_TASK DIRECTIONS_: Give back every record exactly as it reads.

+++ AVAILABLE DATA

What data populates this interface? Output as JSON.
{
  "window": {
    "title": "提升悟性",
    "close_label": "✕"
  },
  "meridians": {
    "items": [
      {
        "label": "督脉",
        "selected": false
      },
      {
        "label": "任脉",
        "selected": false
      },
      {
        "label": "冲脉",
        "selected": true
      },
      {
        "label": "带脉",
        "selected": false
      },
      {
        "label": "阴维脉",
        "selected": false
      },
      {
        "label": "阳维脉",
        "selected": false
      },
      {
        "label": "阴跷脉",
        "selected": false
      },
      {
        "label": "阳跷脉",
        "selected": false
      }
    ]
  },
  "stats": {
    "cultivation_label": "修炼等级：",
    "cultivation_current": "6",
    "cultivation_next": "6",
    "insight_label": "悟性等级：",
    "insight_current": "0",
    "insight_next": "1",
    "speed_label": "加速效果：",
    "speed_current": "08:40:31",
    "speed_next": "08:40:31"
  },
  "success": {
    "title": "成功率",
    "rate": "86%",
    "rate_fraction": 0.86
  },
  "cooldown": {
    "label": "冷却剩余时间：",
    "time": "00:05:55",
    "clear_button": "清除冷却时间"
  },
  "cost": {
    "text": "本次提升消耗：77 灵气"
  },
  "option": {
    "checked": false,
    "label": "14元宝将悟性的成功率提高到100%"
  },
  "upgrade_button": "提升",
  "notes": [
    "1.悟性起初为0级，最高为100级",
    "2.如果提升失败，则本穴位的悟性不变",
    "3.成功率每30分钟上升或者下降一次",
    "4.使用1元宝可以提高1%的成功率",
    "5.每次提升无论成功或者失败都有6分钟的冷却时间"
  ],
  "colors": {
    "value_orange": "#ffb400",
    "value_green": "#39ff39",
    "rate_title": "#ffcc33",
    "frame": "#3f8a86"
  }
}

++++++

_RESPONSE TO THIS TASK_:
What data populates this interface? Output as JSON.
{
  "window": {
    "title": "提升悟性",
    "close_label": "✕"
  },
  "meridians": {
    "items": [
      {
        "label": "督脉",
        "selected": false
      },
      {
        "label": "任脉",
        "selected": false
      },
      {
        "label": "冲脉",
        "selected": true
      },
      {
        "label": "带脉",
        "selected": false
      },
      {
        "label": "阴维脉",
        "selected": false
      },
      {
        "label": "阳维脉",
        "selected": false
      },
      {
        "label": "阴跷脉",
        "selected": false
      },
      {
        "label": "阳跷脉",
        "selected": false
      }
    ]
  },
  "stats": {
    "cultivation_label": "修炼等级：",
    "cultivation_current": "6",
    "cultivation_next": "6",
    "insight_label": "悟性等级：",
    "insight_current": "0",
    "insight_next": "1",
    "speed_label": "加速效果：",
    "speed_current": "08:40:31",
    "speed_next": "08:40:31"
  },
  "success": {
    "title": "成功率",
    "rate": "86%",
    "rate_fraction": 0.86
  },
  "cooldown": {
    "label": "冷却剩余时间：",
    "time": "00:05:55",
    "clear_button": "清除冷却时间"
  },
  "cost": {
    "text": "本次提升消耗：77 灵气"
  },
  "option": {
    "checked": false,
    "label": "14元宝将悟性的成功率提高到100%"
  },
  "upgrade_button": "提升",
  "notes": [
    "1.悟性起初为0级，最高为100级",
    "2.如果提升失败，则本穴位的悟性不变",
    "3.成功率每30分钟上升或者下降一次",
    "4.使用1元宝可以提高1%的成功率",
    "5.每次提升无论成功或者失败都有6分钟的冷却时间"
  ],
  "colors": {
    "value_orange": "#ffb400",
    "value_green": "#39ff39",
    "rate_title": "#ffcc33",
    "frame": "#3f8a86"
  }
}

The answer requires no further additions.